# TO DO
Quote every line of the data below as it stands, omitting pictures.

# DATA
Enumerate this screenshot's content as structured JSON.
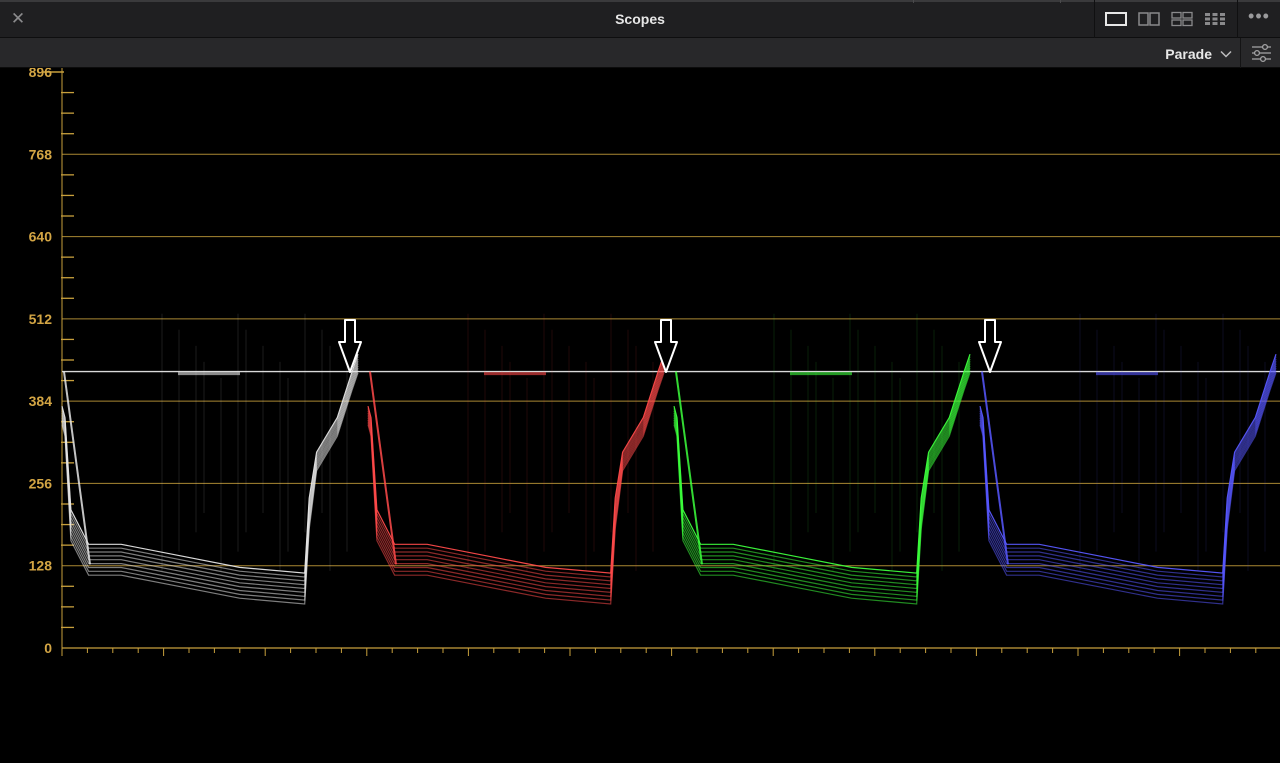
{
  "window": {
    "title": "Scopes",
    "close_icon": "close-icon",
    "layout_icons": [
      "single-view-icon",
      "dual-view-icon",
      "quad-view-icon",
      "grid-view-icon"
    ],
    "more_icon": "more-options-icon"
  },
  "toolbar": {
    "scope_mode": "Parade",
    "dropdown_icon": "chevron-down-icon",
    "settings_icon": "sliders-settings-icon"
  },
  "scope": {
    "type": "parade",
    "y_range": [
      0,
      896
    ],
    "y_labels": [
      "896",
      "768",
      "640",
      "512",
      "384",
      "256",
      "128",
      "0"
    ],
    "graticule_color": "#c8a03c",
    "label_color": "#d3a544",
    "reference_level": 430,
    "channels": [
      {
        "name": "luma",
        "color": "#e6e6e6"
      },
      {
        "name": "red",
        "color": "#ff4a4a"
      },
      {
        "name": "green",
        "color": "#3dff3d"
      },
      {
        "name": "blue",
        "color": "#5858ff"
      }
    ],
    "markers": [
      {
        "icon": "down-arrow-icon",
        "channel": "luma"
      },
      {
        "icon": "down-arrow-icon",
        "channel": "red"
      },
      {
        "icon": "down-arrow-icon",
        "channel": "blue"
      }
    ]
  }
}
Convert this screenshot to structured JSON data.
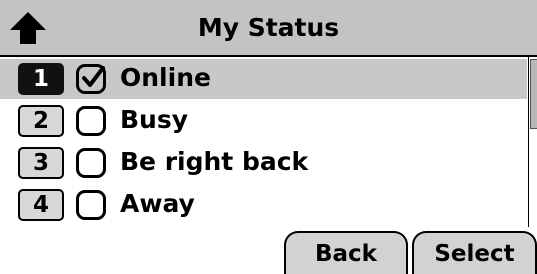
{
  "header": {
    "title": "My Status",
    "nav_icon": "up-arrow-home-icon"
  },
  "status_list": {
    "items": [
      {
        "key": "1",
        "label": "Online",
        "checked": true,
        "selected": true
      },
      {
        "key": "2",
        "label": "Busy",
        "checked": false,
        "selected": false
      },
      {
        "key": "3",
        "label": "Be right back",
        "checked": false,
        "selected": false
      },
      {
        "key": "4",
        "label": "Away",
        "checked": false,
        "selected": false
      }
    ]
  },
  "softkeys": {
    "back_label": "Back",
    "select_label": "Select"
  },
  "colors": {
    "titlebar": "#c3c3c3",
    "selected_row": "#c8c8c8",
    "softkey": "#d2d2d2"
  }
}
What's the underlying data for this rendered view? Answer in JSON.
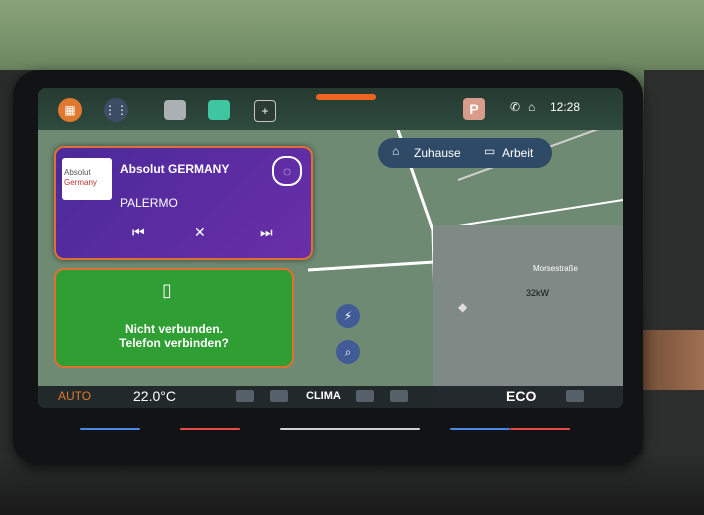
{
  "topbar": {
    "parking_label": "P",
    "clock": "12:28"
  },
  "radio": {
    "logo_line1": "Absolut",
    "logo_line2": "Germany",
    "station": "Absolut GERMANY",
    "song": "PALERMO"
  },
  "phone": {
    "line1": "Nicht verbunden.",
    "line2": "Telefon verbinden?"
  },
  "nav": {
    "home": "Zuhause",
    "work": "Arbeit"
  },
  "map": {
    "street": "Morsestraße",
    "charger": "32kW"
  },
  "climate": {
    "auto": "AUTO",
    "temp": "22.0°C",
    "clima": "CLIMA",
    "eco": "ECO"
  },
  "colors": {
    "accent": "#e07030",
    "radio_bg": "#5a2aa0",
    "phone_bg": "#2f9e33"
  }
}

# ANSWER SPACE
Enumerate this screenshot's content as structured JSON.
{
  "window": {
    "title": "Scopes",
    "close_icon": "close-icon",
    "layout_icons": [
      "single-view-icon",
      "dual-view-icon",
      "quad-view-icon",
      "grid-view-icon"
    ],
    "more_icon": "more-options-icon"
  },
  "toolbar": {
    "scope_mode": "Parade",
    "dropdown_icon": "chevron-down-icon",
    "settings_icon": "sliders-settings-icon"
  },
  "scope": {
    "type": "parade",
    "y_range": [
      0,
      896
    ],
    "y_labels": [
      "896",
      "768",
      "640",
      "512",
      "384",
      "256",
      "128",
      "0"
    ],
    "graticule_color": "#c8a03c",
    "label_color": "#d3a544",
    "reference_level": 430,
    "channels": [
      {
        "name": "luma",
        "color": "#e6e6e6"
      },
      {
        "name": "red",
        "color": "#ff4a4a"
      },
      {
        "name": "green",
        "color": "#3dff3d"
      },
      {
        "name": "blue",
        "color": "#5858ff"
      }
    ],
    "markers": [
      {
        "icon": "down-arrow-icon",
        "channel": "luma"
      },
      {
        "icon": "down-arrow-icon",
        "channel": "red"
      },
      {
        "icon": "down-arrow-icon",
        "channel": "blue"
      }
    ]
  }
}
Convert this screenshot to structured JSON data.
{
  "header": {
    "title": "My Status",
    "nav_icon": "up-arrow-home-icon"
  },
  "status_list": {
    "items": [
      {
        "key": "1",
        "label": "Online",
        "checked": true,
        "selected": true
      },
      {
        "key": "2",
        "label": "Busy",
        "checked": false,
        "selected": false
      },
      {
        "key": "3",
        "label": "Be right back",
        "checked": false,
        "selected": false
      },
      {
        "key": "4",
        "label": "Away",
        "checked": false,
        "selected": false
      }
    ]
  },
  "softkeys": {
    "back_label": "Back",
    "select_label": "Select"
  },
  "colors": {
    "titlebar": "#c3c3c3",
    "selected_row": "#c8c8c8",
    "softkey": "#d2d2d2"
  }
}
What's the underlying data for this rendered view? Answer in JSON.
{
  "topbar": {
    "parking_label": "P",
    "clock": "12:28"
  },
  "radio": {
    "logo_line1": "Absolut",
    "logo_line2": "Germany",
    "station": "Absolut GERMANY",
    "song": "PALERMO"
  },
  "phone": {
    "line1": "Nicht verbunden.",
    "line2": "Telefon verbinden?"
  },
  "nav": {
    "home": "Zuhause",
    "work": "Arbeit"
  },
  "map": {
    "street": "Morsestraße",
    "charger": "32kW"
  },
  "climate": {
    "auto": "AUTO",
    "temp": "22.0°C",
    "clima": "CLIMA",
    "eco": "ECO"
  },
  "colors": {
    "accent": "#e07030",
    "radio_bg": "#5a2aa0",
    "phone_bg": "#2f9e33"
  }
}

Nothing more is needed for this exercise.